[[ THE DATA open ]]

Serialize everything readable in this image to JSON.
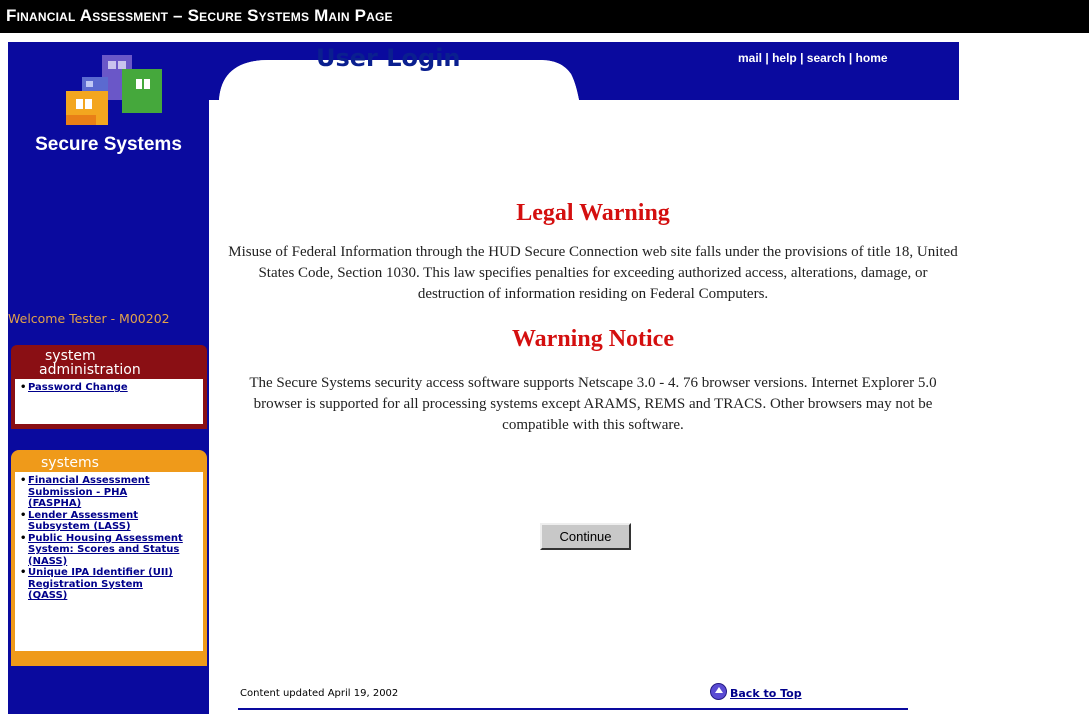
{
  "window": {
    "title": "Financial Assessment – Secure Systems Main Page"
  },
  "sidebar": {
    "logo_text": "Secure Systems",
    "welcome": "Welcome Tester - M00202",
    "admin_panel": {
      "title_line1": "system",
      "title_line2": "administration",
      "links": [
        "Password Change"
      ]
    },
    "systems_panel": {
      "title": "systems",
      "links": [
        [
          "Financial Assessment",
          "Submission - PHA",
          "(FASPHA)"
        ],
        [
          "Lender Assessment",
          "Subsystem (LASS)"
        ],
        [
          "Public Housing Assessment",
          "System: Scores and Status",
          "(NASS)"
        ],
        [
          "Unique IPA Identifier (UII)",
          "Registration System",
          "(QASS)"
        ]
      ]
    }
  },
  "header": {
    "title": "User Login",
    "links": {
      "mail": "mail",
      "help": "help",
      "search": "search",
      "home": "home",
      "separator": "|"
    }
  },
  "main": {
    "legal_heading": "Legal Warning",
    "legal_text": "Misuse of Federal Information through the HUD Secure Connection web site falls under the provisions of title 18, United States Code, Section 1030. This law specifies penalties for exceeding authorized access, alterations, damage, or destruction of information residing on Federal Computers.",
    "notice_heading": "Warning Notice",
    "notice_text": "The Secure Systems security access software supports Netscape 3.0 - 4. 76 browser versions. Internet Explorer 5.0 browser is supported for all processing systems except ARAMS, REMS and TRACS. Other browsers may not be compatible with this software.",
    "continue_label": "Continue"
  },
  "footer": {
    "updated": "Content updated April 19, 2002",
    "back_to_top": "Back to Top"
  },
  "colors": {
    "sidebar_blue": "#0a0a9e",
    "admin_red": "#8a0f14",
    "systems_orange": "#ef9a1a",
    "heading_red": "#d40f0f",
    "welcome_orange": "#e2a24a"
  }
}
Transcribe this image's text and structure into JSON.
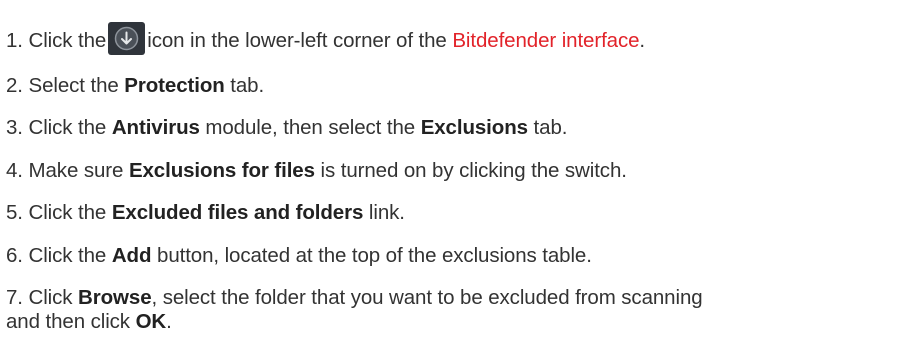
{
  "steps": [
    {
      "num": "1.",
      "pre": "Click the",
      "icon": "download-arrow-circle-icon",
      "mid": "icon in the lower-left corner of the",
      "link": "Bitdefender interface",
      "post": "."
    },
    {
      "num": "2.",
      "pre": "Select the",
      "bold1": "Protection",
      "post": "tab."
    },
    {
      "num": "3.",
      "pre": "Click the",
      "bold1": "Antivirus",
      "mid": "module, then select the",
      "bold2": "Exclusions",
      "post": "tab."
    },
    {
      "num": "4.",
      "pre": "Make sure",
      "bold1": "Exclusions for files",
      "post": "is turned on by clicking the switch."
    },
    {
      "num": "5.",
      "pre": "Click the",
      "bold1": "Excluded files and folders",
      "post": "link."
    },
    {
      "num": "6.",
      "pre": "Click the",
      "bold1": "Add",
      "post": "button, located at the top of the exclusions table."
    },
    {
      "num": "7.",
      "pre": "Click",
      "bold1": "Browse",
      "mid": ", select the folder that you want to be excluded from scanning",
      "line2": "and then click",
      "bold2": "OK",
      "post": "."
    }
  ],
  "colors": {
    "text": "#333333",
    "link": "#e2232a",
    "icon_bg": "#3a4048",
    "icon_ring": "#8e949c"
  }
}
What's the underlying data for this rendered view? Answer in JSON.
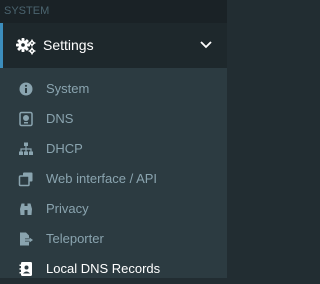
{
  "sidebar": {
    "section_header": "SYSTEM",
    "settings": {
      "label": "Settings",
      "icon": "cogs-icon",
      "expanded": true
    },
    "items": [
      {
        "label": "System",
        "icon": "info-circle-icon"
      },
      {
        "label": "DNS",
        "icon": "dns-server-icon"
      },
      {
        "label": "DHCP",
        "icon": "sitemap-icon"
      },
      {
        "label": "Web interface / API",
        "icon": "window-copy-icon"
      },
      {
        "label": "Privacy",
        "icon": "binoculars-icon"
      },
      {
        "label": "Teleporter",
        "icon": "file-export-icon"
      },
      {
        "label": "Local DNS Records",
        "icon": "address-card-icon",
        "active": true
      }
    ]
  },
  "colors": {
    "sidebar_bg": "#222d32",
    "submenu_bg": "#2c3b41",
    "accent": "#3c8dbc",
    "text_muted": "#8aa4af",
    "text_active": "#ffffff"
  }
}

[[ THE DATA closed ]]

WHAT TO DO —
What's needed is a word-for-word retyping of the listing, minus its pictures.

ANSWER BELOW —
Serialize everything readable in this image to JSON.
{
  "window": {
    "title": "Financial Assessment – Secure Systems Main Page"
  },
  "sidebar": {
    "logo_text": "Secure Systems",
    "welcome": "Welcome Tester - M00202",
    "admin_panel": {
      "title_line1": "system",
      "title_line2": "administration",
      "links": [
        "Password Change"
      ]
    },
    "systems_panel": {
      "title": "systems",
      "links": [
        [
          "Financial Assessment",
          "Submission - PHA",
          "(FASPHA)"
        ],
        [
          "Lender Assessment",
          "Subsystem (LASS)"
        ],
        [
          "Public Housing Assessment",
          "System: Scores and Status",
          "(NASS)"
        ],
        [
          "Unique IPA Identifier (UII)",
          "Registration System",
          "(QASS)"
        ]
      ]
    }
  },
  "header": {
    "title": "User Login",
    "links": {
      "mail": "mail",
      "help": "help",
      "search": "search",
      "home": "home",
      "separator": "|"
    }
  },
  "main": {
    "legal_heading": "Legal Warning",
    "legal_text": "Misuse of Federal Information through the HUD Secure Connection web site falls under the provisions of title 18, United States Code, Section 1030. This law specifies penalties for exceeding authorized access, alterations, damage, or destruction of information residing on Federal Computers.",
    "notice_heading": "Warning Notice",
    "notice_text": "The Secure Systems security access software supports Netscape 3.0 - 4. 76 browser versions. Internet Explorer 5.0 browser is supported for all processing systems except ARAMS, REMS and TRACS. Other browsers may not be compatible with this software.",
    "continue_label": "Continue"
  },
  "footer": {
    "updated": "Content updated April 19, 2002",
    "back_to_top": "Back to Top"
  },
  "colors": {
    "sidebar_blue": "#0a0a9e",
    "admin_red": "#8a0f14",
    "systems_orange": "#ef9a1a",
    "heading_red": "#d40f0f",
    "welcome_orange": "#e2a24a"
  }
}
Transcribe this image's text and structure into JSON.
{
  "steps": [
    {
      "num": "1.",
      "pre": "Click the",
      "icon": "download-arrow-circle-icon",
      "mid": "icon in the lower-left corner of the",
      "link": "Bitdefender interface",
      "post": "."
    },
    {
      "num": "2.",
      "pre": "Select the",
      "bold1": "Protection",
      "post": "tab."
    },
    {
      "num": "3.",
      "pre": "Click the",
      "bold1": "Antivirus",
      "mid": "module, then select the",
      "bold2": "Exclusions",
      "post": "tab."
    },
    {
      "num": "4.",
      "pre": "Make sure",
      "bold1": "Exclusions for files",
      "post": "is turned on by clicking the switch."
    },
    {
      "num": "5.",
      "pre": "Click the",
      "bold1": "Excluded files and folders",
      "post": "link."
    },
    {
      "num": "6.",
      "pre": "Click the",
      "bold1": "Add",
      "post": "button, located at the top of the exclusions table."
    },
    {
      "num": "7.",
      "pre": "Click",
      "bold1": "Browse",
      "mid": ", select the folder that you want to be excluded from scanning",
      "line2": "and then click",
      "bold2": "OK",
      "post": "."
    }
  ],
  "colors": {
    "text": "#333333",
    "link": "#e2232a",
    "icon_bg": "#3a4048",
    "icon_ring": "#8e949c"
  }
}
What's the underlying data for this rendered view? Answer in JSON.
{
  "sidebar": {
    "section_header": "SYSTEM",
    "settings": {
      "label": "Settings",
      "icon": "cogs-icon",
      "expanded": true
    },
    "items": [
      {
        "label": "System",
        "icon": "info-circle-icon"
      },
      {
        "label": "DNS",
        "icon": "dns-server-icon"
      },
      {
        "label": "DHCP",
        "icon": "sitemap-icon"
      },
      {
        "label": "Web interface / API",
        "icon": "window-copy-icon"
      },
      {
        "label": "Privacy",
        "icon": "binoculars-icon"
      },
      {
        "label": "Teleporter",
        "icon": "file-export-icon"
      },
      {
        "label": "Local DNS Records",
        "icon": "address-card-icon",
        "active": true
      }
    ]
  },
  "colors": {
    "sidebar_bg": "#222d32",
    "submenu_bg": "#2c3b41",
    "accent": "#3c8dbc",
    "text_muted": "#8aa4af",
    "text_active": "#ffffff"
  }
}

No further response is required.